[DATA FOR THIS EXERCISE]

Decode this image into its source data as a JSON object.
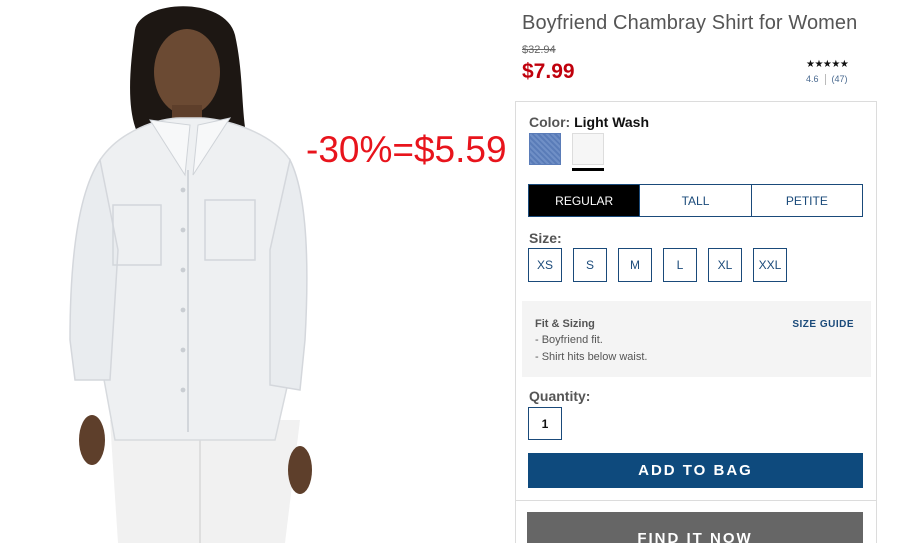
{
  "product": {
    "title": "Boyfriend Chambray Shirt for Women",
    "was_price": "$32.94",
    "sale_price": "$7.99",
    "stars": "★★★★★",
    "rating": "4.6",
    "review_count": "(47)"
  },
  "promo_overlay": "-30%=$5.59",
  "color": {
    "label": "Color:",
    "selected": "Light Wash",
    "swatches": [
      "chambray-blue-swatch",
      "light-wash-swatch"
    ]
  },
  "fit_tabs": [
    "REGULAR",
    "TALL",
    "PETITE"
  ],
  "size": {
    "label": "Size:",
    "options": [
      "XS",
      "S",
      "M",
      "L",
      "XL",
      "XXL"
    ]
  },
  "fit_sizing": {
    "title": "Fit & Sizing",
    "guide_link": "SIZE GUIDE",
    "notes": [
      "- Boyfriend fit.",
      "- Shirt hits below waist."
    ]
  },
  "quantity": {
    "label": "Quantity:",
    "value": "1"
  },
  "buttons": {
    "add_to_bag": "ADD TO BAG",
    "find_it_now": "FIND IT NOW"
  },
  "colors": {
    "promo_red": "#e8141c",
    "sale_red": "#c0000c",
    "navy": "#0e4a7d",
    "gray_button": "#666666"
  }
}
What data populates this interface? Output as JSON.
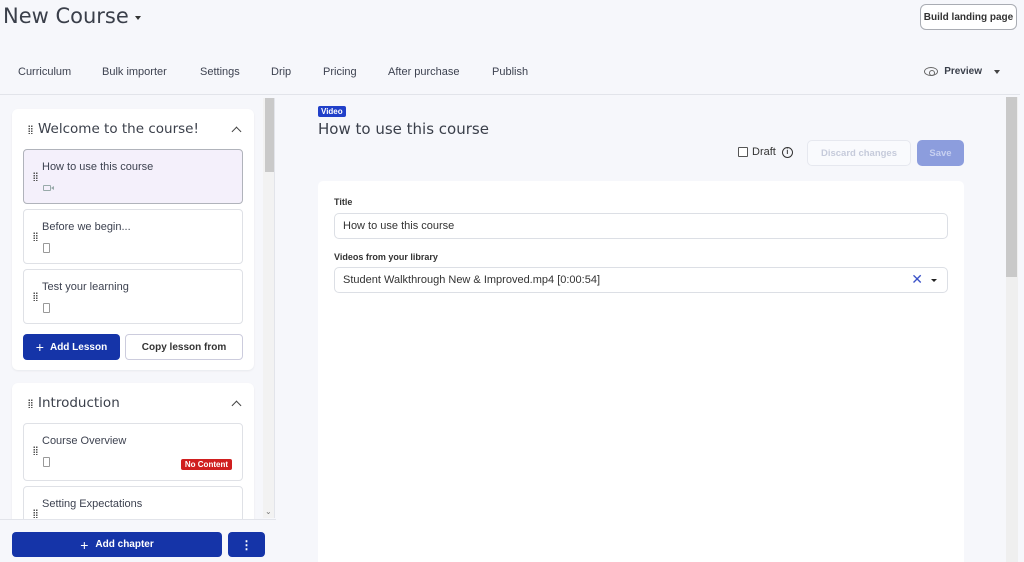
{
  "header": {
    "title": "New Course",
    "build_landing_page": "Build landing page",
    "preview": "Preview"
  },
  "tabs": [
    {
      "label": "Curriculum"
    },
    {
      "label": "Bulk importer"
    },
    {
      "label": "Settings"
    },
    {
      "label": "Drip"
    },
    {
      "label": "Pricing"
    },
    {
      "label": "After purchase"
    },
    {
      "label": "Publish"
    }
  ],
  "chapters": [
    {
      "title": "Welcome to the course!",
      "lessons": [
        {
          "title": "How to use this course",
          "icon": "video-icon",
          "active": true
        },
        {
          "title": "Before we begin...",
          "icon": "document-icon"
        },
        {
          "title": "Test your learning",
          "icon": "quiz-icon"
        }
      ],
      "add_lesson": "Add Lesson",
      "copy_lesson": "Copy lesson from"
    },
    {
      "title": "Introduction",
      "lessons": [
        {
          "title": "Course Overview",
          "icon": "document-icon",
          "badge": "No Content"
        },
        {
          "title": "Setting Expectations",
          "icon": "document-icon"
        }
      ]
    }
  ],
  "footer": {
    "add_chapter": "Add chapter",
    "more": "⋮"
  },
  "main": {
    "badge": "Video",
    "title": "How to use this course",
    "draft_label": "Draft",
    "draft_checked": false,
    "discard": "Discard changes",
    "save": "Save",
    "form": {
      "title_label": "Title",
      "title_value": "How to use this course",
      "video_label": "Videos from your library",
      "video_value": "Student Walkthrough New & Improved.mp4 [0:00:54]"
    }
  },
  "colors": {
    "primary": "#1534a8",
    "badge_video": "#2140c9",
    "badge_no_content": "#d01f1f",
    "save_disabled": "#8c9ddd"
  }
}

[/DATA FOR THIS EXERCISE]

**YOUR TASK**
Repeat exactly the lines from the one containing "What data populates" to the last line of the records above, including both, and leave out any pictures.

**OUTPUT BELOW**
What data populates this interface? Output as JSON.
{
  "header": {
    "title": "New Course",
    "build_landing_page": "Build landing page",
    "preview": "Preview"
  },
  "tabs": [
    {
      "label": "Curriculum"
    },
    {
      "label": "Bulk importer"
    },
    {
      "label": "Settings"
    },
    {
      "label": "Drip"
    },
    {
      "label": "Pricing"
    },
    {
      "label": "After purchase"
    },
    {
      "label": "Publish"
    }
  ],
  "chapters": [
    {
      "title": "Welcome to the course!",
      "lessons": [
        {
          "title": "How to use this course",
          "icon": "video-icon",
          "active": true
        },
        {
          "title": "Before we begin...",
          "icon": "document-icon"
        },
        {
          "title": "Test your learning",
          "icon": "quiz-icon"
        }
      ],
      "add_lesson": "Add Lesson",
      "copy_lesson": "Copy lesson from"
    },
    {
      "title": "Introduction",
      "lessons": [
        {
          "title": "Course Overview",
          "icon": "document-icon",
          "badge": "No Content"
        },
        {
          "title": "Setting Expectations",
          "icon": "document-icon"
        }
      ]
    }
  ],
  "footer": {
    "add_chapter": "Add chapter",
    "more": "⋮"
  },
  "main": {
    "badge": "Video",
    "title": "How to use this course",
    "draft_label": "Draft",
    "draft_checked": false,
    "discard": "Discard changes",
    "save": "Save",
    "form": {
      "title_label": "Title",
      "title_value": "How to use this course",
      "video_label": "Videos from your library",
      "video_value": "Student Walkthrough New & Improved.mp4 [0:00:54]"
    }
  },
  "colors": {
    "primary": "#1534a8",
    "badge_video": "#2140c9",
    "badge_no_content": "#d01f1f",
    "save_disabled": "#8c9ddd"
  }
}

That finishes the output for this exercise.